Photo Courtesy of: Opposing Views
There are many advertisements in the media today marketing sea salt as superior to conventional table salt. But nutrition experts at UC Santa Barbara claim that sea salt has few health benefits in comparison to commercialized mining salt, although it may reduce negative environmental impacts.
“Per tablespoon, there is a little less sodium [in sea salt], with very little fortified iodine,” said UCSB Exercise and Sports Science Nutrition Professor Art Gilbert.
The current obesity problem in America suggests that using sea salt as a lower sodium alternative to regular salt may make a meaningful contribution to weight loss.
When referring to high sodium intake diets in the U.S., Gilbert agreed that sea salt may be a healthier choice.
“Personally, I think [the switch to sea salt] is a good idea for most people,” said Gilbert.
But the difference between sea salt and table salt is minimal with more hype surrounding the marketing aspect of sea salt than is really needed.
“Part of the reason we use iodized salt in the past was for iodine deficiency, but it is hard to tell if there is still the same deficiency,” said UCSB Student Health Nutritionist Betsy Reynolds.
Reynolds said iodine is added to many foods regulated by the FDA, making it hard to see where the population is getting its source of iodine.
Both Gilbert and Reynolds agree that there are not many other differences between the two types of salt.
“Sodium-chloride is sodium-chloride,” said Gilbert, adding that it is simply a chemical bond with very few differences until you bring in the factor of iodine fortification.
“A salt like Morton’s, which is just table salt, is fortified with iodine,” said Gilbert. “The difference with this and sea salt is location. There are the salt beds [on the coast] and there are salt flats, like the Salt Lake.”
One restaurant that advertises its use of sea salt as a positive marketing strategy is Wendy’s. With a location on campus, Wendy’s’ switch to sea salt could be pertinent to the dietary health of many UCSB students.
“I’ve heard that it is a good mineral for you. I haven’t noticed that it is good to eat, but I have seen that spas use sea salt for mineral baths and it’s good for your skin,” said Danielle Birresborn, a UCSB second-year History of Public Policy major.
With sea salt beds located just off the coast in shallow water, where the salt can be trapped and the sun can evaporate the surrounding water, there may be a potential danger for serious environmental impacts.
“Environmentally, [sea salt collection] can be a low-impact operation, although we manage to find ways to increase the impact, what with trucking loads long distances or speeding up the evaporation process by using fossil fuel-based energy,” said UCSB Ecotoxicology Professor Helene Gardner.
Gardner also explained the different ways of mining the two types of salt.

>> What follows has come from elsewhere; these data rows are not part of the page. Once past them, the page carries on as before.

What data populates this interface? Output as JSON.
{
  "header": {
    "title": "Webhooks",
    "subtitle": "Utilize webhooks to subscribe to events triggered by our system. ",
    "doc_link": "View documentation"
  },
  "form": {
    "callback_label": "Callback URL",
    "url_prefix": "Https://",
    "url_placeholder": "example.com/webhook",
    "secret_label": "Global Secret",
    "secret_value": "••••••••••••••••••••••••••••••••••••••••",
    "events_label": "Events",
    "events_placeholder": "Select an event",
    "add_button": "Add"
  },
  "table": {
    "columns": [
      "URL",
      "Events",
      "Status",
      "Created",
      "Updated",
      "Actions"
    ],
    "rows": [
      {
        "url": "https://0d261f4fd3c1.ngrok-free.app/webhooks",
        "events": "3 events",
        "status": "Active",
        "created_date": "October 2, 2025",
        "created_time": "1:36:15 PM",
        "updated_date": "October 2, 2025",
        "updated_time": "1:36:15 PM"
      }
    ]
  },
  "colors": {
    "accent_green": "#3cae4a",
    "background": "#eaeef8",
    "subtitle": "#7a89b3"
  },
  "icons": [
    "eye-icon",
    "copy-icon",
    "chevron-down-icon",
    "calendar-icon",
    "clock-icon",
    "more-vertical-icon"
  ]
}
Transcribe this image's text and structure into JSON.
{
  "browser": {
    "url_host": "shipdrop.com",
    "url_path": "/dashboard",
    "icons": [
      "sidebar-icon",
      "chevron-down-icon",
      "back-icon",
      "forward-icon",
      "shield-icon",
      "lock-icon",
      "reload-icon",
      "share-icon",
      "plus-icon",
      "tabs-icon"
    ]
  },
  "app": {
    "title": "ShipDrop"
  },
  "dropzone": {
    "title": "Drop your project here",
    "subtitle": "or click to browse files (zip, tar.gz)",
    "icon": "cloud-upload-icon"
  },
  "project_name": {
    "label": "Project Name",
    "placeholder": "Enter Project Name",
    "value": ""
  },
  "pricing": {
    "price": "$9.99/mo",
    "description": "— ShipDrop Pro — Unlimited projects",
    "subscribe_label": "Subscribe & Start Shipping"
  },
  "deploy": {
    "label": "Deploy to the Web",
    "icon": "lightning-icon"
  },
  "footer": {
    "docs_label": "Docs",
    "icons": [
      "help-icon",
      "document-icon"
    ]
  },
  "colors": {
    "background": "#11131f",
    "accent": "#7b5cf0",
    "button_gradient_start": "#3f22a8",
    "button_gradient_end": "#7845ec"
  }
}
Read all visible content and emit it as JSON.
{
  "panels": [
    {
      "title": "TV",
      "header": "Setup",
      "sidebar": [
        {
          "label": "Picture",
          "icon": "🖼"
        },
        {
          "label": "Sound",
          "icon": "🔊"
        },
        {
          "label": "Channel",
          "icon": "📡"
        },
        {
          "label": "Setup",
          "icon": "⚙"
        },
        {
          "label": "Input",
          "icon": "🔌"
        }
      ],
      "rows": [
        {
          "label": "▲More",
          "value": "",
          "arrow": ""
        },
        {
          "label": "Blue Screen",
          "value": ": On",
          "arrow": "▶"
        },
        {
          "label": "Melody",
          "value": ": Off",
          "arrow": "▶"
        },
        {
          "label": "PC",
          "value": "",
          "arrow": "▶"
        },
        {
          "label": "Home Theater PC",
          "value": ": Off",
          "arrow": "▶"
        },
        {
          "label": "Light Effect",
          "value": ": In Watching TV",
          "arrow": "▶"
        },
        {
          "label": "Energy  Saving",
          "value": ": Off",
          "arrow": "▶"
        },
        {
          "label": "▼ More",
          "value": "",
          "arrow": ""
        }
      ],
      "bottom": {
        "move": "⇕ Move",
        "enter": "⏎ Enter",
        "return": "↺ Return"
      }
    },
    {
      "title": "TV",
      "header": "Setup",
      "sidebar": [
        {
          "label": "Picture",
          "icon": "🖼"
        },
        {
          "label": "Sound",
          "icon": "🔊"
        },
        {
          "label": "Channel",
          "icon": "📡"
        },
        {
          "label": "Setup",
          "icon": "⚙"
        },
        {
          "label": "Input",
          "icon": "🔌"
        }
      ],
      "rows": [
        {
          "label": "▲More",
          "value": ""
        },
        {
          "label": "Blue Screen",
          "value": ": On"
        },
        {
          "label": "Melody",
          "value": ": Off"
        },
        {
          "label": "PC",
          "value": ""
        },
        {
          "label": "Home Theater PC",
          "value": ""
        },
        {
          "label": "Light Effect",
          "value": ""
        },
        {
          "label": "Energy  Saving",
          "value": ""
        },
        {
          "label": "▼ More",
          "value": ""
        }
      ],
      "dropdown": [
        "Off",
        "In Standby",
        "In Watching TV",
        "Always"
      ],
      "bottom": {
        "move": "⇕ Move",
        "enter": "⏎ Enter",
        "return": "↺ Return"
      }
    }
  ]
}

“Mining the mineral halite from underground terrestrial locations can be done by dissolving the salt and pumping it out through a well or [by using] typical room-and-pillar hard rock mining techniques that use big, gas-guzzling pieces of equipment and does significant environmental damage,” she said. “For my money, sea salt is more environmentally-friendly.”
But Gardner remains moderately worried about the contamination effects the ocean plays on sea salt.
“Since we use the ocean as a dump for almost everything from radioactive waste to industrial waste to sewage to municipal garbage, I’m concerned about the contamination of sea salt with substances we’d really rather not eat,” said Garner. “Radioactive waste has been dumped deep in the oceans, while sea water that is used for sea salt production tends to come from shallow locations, so the amount of radioactivity in sea salt is probably low. “
Overall the choice is left up to the consumer. For people getting a lot of salt in their diet, the switch to sea salt could be beneficial. On the other hand, for people who don’t follow a high sodium diet, the choice of salt seems to make little difference.
“Salt from terrestrial salt mines is not likely to be contaminated from any of the above sources with any of the above substances, so I’d prefer terrestrial sources for my own consumption,” stated Gardner. “Having said that though, I consume very little salt, so the amount of any contaminant I—or any other low salt consumer—may pick up from salt is very, very small.”